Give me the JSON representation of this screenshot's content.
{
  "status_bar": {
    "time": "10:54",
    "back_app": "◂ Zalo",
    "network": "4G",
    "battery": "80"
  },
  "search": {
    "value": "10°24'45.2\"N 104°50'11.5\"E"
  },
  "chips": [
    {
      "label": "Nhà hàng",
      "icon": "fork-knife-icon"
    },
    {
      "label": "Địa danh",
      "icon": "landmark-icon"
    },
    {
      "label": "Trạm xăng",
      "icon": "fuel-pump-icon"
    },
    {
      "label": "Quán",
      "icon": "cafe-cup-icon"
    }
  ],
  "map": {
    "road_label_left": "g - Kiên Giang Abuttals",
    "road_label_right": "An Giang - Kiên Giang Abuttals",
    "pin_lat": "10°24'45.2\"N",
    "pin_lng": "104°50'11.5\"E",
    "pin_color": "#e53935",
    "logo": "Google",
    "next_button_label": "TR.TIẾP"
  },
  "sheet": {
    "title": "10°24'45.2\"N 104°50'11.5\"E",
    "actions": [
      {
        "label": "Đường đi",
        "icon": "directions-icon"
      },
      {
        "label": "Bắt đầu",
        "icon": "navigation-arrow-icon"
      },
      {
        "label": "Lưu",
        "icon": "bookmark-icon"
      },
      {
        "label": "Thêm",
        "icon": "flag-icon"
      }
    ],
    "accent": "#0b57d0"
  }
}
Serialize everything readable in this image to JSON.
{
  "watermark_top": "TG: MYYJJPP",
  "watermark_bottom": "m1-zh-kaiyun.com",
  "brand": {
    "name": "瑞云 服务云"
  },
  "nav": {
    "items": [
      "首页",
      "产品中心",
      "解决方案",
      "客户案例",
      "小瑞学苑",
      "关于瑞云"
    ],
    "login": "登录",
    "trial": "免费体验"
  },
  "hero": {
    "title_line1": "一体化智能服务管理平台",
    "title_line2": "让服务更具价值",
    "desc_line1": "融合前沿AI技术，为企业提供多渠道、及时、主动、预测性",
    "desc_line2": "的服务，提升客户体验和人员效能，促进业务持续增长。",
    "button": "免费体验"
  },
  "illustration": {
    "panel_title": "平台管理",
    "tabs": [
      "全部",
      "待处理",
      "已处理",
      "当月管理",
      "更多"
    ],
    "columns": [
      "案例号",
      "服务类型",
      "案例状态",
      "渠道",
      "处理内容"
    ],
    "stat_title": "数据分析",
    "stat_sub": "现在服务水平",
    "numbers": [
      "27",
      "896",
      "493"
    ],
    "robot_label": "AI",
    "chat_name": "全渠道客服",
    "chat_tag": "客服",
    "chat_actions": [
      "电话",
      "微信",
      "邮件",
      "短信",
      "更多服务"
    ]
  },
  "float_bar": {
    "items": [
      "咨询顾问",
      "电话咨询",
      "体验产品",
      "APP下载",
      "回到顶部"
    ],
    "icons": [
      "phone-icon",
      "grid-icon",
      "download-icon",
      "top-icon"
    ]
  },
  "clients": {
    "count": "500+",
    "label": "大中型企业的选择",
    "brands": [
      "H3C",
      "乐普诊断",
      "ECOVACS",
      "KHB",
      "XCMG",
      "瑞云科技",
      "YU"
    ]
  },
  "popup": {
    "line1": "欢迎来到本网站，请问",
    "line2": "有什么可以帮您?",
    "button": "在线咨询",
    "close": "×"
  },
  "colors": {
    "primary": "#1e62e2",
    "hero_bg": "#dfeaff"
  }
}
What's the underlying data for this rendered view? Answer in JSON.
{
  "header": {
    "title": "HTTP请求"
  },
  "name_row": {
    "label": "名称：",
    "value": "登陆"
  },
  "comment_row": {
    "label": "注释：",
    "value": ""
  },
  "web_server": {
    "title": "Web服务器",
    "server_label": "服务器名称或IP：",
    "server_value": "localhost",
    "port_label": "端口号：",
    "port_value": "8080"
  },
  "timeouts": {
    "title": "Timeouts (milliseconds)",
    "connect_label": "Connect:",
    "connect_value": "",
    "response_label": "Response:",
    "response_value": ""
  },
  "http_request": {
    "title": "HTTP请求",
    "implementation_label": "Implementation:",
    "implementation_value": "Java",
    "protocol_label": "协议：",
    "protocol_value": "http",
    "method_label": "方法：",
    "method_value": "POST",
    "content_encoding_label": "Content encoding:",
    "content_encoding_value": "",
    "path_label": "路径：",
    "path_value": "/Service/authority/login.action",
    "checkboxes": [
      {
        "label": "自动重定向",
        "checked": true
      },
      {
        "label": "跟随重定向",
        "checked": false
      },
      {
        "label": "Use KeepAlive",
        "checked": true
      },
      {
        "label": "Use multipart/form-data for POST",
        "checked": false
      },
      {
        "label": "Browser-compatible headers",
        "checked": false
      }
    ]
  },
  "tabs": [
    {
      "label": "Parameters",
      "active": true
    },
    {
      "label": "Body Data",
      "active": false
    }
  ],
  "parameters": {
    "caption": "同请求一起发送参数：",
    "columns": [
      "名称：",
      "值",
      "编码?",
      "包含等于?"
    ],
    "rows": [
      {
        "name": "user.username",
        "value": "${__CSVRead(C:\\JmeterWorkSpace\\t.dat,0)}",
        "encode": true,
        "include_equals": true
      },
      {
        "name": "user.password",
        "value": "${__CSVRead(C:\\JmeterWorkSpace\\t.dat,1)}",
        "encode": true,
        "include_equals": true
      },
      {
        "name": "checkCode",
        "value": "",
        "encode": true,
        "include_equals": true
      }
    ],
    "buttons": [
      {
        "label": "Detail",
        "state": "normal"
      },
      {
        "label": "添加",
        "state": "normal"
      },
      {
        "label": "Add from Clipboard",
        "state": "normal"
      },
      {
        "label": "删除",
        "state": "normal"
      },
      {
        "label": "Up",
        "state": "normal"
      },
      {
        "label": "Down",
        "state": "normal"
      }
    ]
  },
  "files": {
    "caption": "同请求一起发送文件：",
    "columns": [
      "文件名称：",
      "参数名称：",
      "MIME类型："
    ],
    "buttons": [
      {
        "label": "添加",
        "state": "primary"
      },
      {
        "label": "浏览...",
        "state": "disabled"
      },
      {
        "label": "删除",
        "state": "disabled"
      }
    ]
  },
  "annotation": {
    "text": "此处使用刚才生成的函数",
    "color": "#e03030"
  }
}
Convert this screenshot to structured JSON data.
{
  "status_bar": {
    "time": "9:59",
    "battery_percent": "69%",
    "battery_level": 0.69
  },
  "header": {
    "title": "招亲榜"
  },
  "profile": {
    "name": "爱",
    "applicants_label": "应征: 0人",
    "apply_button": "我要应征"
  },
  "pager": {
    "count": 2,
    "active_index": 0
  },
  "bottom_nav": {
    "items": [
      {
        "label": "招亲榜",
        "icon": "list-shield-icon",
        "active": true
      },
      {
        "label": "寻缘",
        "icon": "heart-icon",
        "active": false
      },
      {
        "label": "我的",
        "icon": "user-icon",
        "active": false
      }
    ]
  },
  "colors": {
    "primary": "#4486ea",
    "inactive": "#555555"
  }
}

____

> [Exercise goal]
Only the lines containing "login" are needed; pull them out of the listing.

> [Answer for this exercise]
    "login": "登录",
    "path_value": "/Service/authority/login.action",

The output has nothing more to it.